  • No receiver, or receiver and manager, is in possession of or has control over any property of the applicant, and no relevant proceeding is ongoing or pending.
  • No compromise or arrangement made between the applicant and any entity/person is being administered and no relevant proceeding is ongoing or pending.


Once re-domiciled, the company will have the same rights and obligations as other Hong Kong incorporated companies of its type, and will need to comply with the Companies Ordinance. Its corporation information will be available for public inspection. If the company needs a particular licence to conduct its businesses in Hong Kong, it will need to separately apply for the licence.

Applicant companies that were registered with the Companies Registry of Hong Kong as non-Hong Kong companies will cease to be so when they are granted their certificate of re-domiciliation.

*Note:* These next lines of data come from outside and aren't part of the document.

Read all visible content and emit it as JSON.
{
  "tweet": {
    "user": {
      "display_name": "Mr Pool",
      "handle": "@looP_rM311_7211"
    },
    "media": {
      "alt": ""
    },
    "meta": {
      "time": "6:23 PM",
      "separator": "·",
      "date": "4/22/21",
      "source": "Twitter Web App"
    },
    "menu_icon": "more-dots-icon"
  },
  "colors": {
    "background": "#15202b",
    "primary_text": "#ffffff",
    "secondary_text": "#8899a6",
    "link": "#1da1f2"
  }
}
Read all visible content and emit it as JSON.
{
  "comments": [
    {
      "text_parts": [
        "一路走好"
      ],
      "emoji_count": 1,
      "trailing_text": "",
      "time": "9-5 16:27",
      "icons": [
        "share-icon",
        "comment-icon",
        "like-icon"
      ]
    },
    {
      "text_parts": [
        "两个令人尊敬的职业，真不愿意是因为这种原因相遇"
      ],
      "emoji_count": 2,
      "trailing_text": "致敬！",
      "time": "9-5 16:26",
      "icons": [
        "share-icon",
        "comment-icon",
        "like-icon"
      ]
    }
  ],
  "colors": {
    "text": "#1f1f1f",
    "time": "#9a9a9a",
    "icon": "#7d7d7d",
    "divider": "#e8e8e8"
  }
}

It is proposed companies must provide the Registrar of Companies with evidence of their de-registration in their original place of incorporation within 60 days of their re-domiciliation to Hong Kong. Failure to do so will result in the revocation of the application and the termination of the re-domiciliation.

However, market practitioners consider that 60 days will be too short. The de-registration process in the original jurisdictions may involve public notices and/or court procedures (for protection of members and creditors) as well as tax clearance, and may take much longer than 60 days.

It is also hoped that the regime will, instead of terminating the re-domiciliation right after the expiry of the required de-registration period, provide flexibility for the Registrar of Companies to extend this de-registration period if justifiable grounds are given.

The de-registration process in the original jurisdictions may be beyond the applicants’ control. Also, some applicants may need to open bank accounts in Hong Kong before they may start de-registration in their original jurisdictions.


Industries have reflected that non-Hong Kong incorporated companies, especially enterprises with business operations in Hong Kong and those hoping to leverage on Hong Kong’s geographic and economic advantage to expand their business are interested in re-domiciling to Hong Kong. As a response to such market demands, a company re-domiciliation regime with a straightforward application process is a welcome initiative.

By Rossana Chu, Jacky Chan

Note: This material has been prepared for general information purposes only and is not intended to be relied upon as professional advice for any cases. Should you need further information or legal advice, please contact us.